“Hate speech is directly linked to violence against religious minorities and increasing intolerance in the Pakistani society,” says Rabia Mehmood, a researcher at the Islamabad-based Jinnah Institute who deals with such cases.
“Hate speech, hate campaigns and hate literature are used to provoke listeners, attendees of sermons, subscribers and followers of certain religious sects and instigate them to kill people who follow minority sects of Islam or religions other than Islam.”
According to Jinnah Institute research, there is a pattern in sectarian attacks, with most being preceded by a push through literature and religious gatherings to create “an atmosphere of hate” in the places where the attacks then occur.
“In more than 90 percent [of the] cases, whenever there has been an incident of violence against Ahmadis, for example, criminal hate speech was used primarily by Almi Majlis-e-Khatm-e-Nabuwwat, a rabidly anti-Ahmadi extremist religious organisation, in that particular area.”
For their part, police say they are using new legislation to crack down on the dissemination of such literature and messages.
According to government figures, at least 2,332 people have been arrested across the country in connection with the dissemination of hate material.
“When it comes to hate material, we are working from several angles, with our own police, and with our intelligence agencies … We arrest those who are selling it, the publisher and try and arrest the authors as well,” says Ashraf, the police officer, adding there is now “zero tolerance” for this material.
But for Mehmood, such crackdowns have occurred before, and they are simply not enough.
“Criminal hate speech and anti-religious minority campaigns have not stopped, hate literature is getting published and distributed also – so whatever it is that the provincial and federal governments appear to be doing is temporary and superficial,” she says, citing a February 6 attack on a Hindu temple and an anti-Ahmadi conference held in Karachi in January.
‘It’s a free for all’
Another issue has been one of registering and regulating religious seminaries, or madrassas, as mandated by the NAP. According to the government, there are 22,052 madrassas currently registered in Pakistan, but this is likely a small fraction of the actual figure.
Previous attempts to introduce government regulation over the madrassas and their curriculum, which cater to millions of students, have met with failure, as religious political parties have protested what they see as state interference in religious instruction.
“I think that the state should regulate all sectors – they should work to regulate all organisations, including NGOs, schools, universities and political parties,” says Hanif Jallandhri, general-secretary of the Wifaq-ul-Madaris al-Arabia (WMA), a madrassa board associated with the Deobandi school of thought.
The WMA operates 18,677 schools and caters to 2.3 million students, according to its website.

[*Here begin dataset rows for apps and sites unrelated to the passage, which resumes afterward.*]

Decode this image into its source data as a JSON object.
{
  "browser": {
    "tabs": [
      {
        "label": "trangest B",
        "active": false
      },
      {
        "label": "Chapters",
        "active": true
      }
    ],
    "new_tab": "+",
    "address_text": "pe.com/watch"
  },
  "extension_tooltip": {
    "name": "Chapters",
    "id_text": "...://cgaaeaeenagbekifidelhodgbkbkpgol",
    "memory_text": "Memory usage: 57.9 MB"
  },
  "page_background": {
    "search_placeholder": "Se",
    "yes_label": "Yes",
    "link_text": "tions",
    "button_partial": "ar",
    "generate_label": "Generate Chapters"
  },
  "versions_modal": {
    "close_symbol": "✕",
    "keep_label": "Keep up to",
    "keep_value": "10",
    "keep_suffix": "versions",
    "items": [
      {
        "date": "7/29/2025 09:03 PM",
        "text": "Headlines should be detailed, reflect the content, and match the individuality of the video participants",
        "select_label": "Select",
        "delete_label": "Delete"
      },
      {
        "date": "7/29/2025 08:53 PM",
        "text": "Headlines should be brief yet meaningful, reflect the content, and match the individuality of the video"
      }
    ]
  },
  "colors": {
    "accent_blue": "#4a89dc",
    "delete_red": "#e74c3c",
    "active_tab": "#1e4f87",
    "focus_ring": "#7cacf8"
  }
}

It is just one of five major seminary boards that operate in Pakistan.
“They need to not just target madrassas. Up until now we feel like that is what they are doing.”

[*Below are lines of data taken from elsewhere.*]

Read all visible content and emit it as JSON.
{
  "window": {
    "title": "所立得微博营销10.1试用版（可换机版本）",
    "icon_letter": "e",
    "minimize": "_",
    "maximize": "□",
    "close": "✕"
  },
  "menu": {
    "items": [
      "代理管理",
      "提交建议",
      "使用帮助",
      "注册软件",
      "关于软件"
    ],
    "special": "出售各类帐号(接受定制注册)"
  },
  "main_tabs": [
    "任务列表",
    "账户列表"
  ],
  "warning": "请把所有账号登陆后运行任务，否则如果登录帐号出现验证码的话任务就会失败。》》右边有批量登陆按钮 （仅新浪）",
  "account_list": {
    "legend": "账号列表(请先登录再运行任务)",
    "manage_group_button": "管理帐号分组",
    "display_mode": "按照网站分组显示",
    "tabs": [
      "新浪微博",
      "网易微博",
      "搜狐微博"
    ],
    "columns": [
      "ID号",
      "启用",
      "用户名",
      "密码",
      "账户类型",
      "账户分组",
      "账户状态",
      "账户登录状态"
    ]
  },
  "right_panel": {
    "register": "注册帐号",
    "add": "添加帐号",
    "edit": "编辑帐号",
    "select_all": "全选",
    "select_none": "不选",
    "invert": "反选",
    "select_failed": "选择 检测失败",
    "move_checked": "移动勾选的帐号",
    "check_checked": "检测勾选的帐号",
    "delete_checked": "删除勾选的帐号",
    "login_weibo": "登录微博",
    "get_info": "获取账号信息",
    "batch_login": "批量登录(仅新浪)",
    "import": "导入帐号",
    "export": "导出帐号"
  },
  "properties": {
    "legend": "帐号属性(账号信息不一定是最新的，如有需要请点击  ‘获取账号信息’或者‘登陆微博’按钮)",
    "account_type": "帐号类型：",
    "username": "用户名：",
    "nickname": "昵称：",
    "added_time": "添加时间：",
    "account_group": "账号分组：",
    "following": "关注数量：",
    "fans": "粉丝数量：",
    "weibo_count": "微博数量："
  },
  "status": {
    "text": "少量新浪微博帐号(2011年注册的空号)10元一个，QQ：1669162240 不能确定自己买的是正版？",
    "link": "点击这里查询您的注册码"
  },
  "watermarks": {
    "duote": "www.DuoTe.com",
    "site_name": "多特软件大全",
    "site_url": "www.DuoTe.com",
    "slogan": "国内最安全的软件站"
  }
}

For police, however, the problem of unregulated madrassas means that they often have no way of enforcing the state writ within the sensitive confines of sites of religious instruction.
“The issue in Pakistan is that it’s a free for all. There are, for example, a lot of foreign students here illegally,” says Ashraf, adding 254 foreigners have been deported from Lahore.
The kinetic reaction of the state has been clear in the almost two months since the Peshawar school attack, but analysts are now concerned about whether gains made through arrests, interrogations or other police operations can be consolidated.
“Can the momentum be sustained? I think the will is there but I am sceptical about the capacity, not because people are stupid but because [state] organisations can and do suffer from bounded rationality,” says Ejaz Haider, a Lahore-based security analyst and journalist.
“That is where Pakistan needs solid political leadership and direction. So far, that is not in evidence.”
Follow Asad Hashim on Twitter: @AsadHashim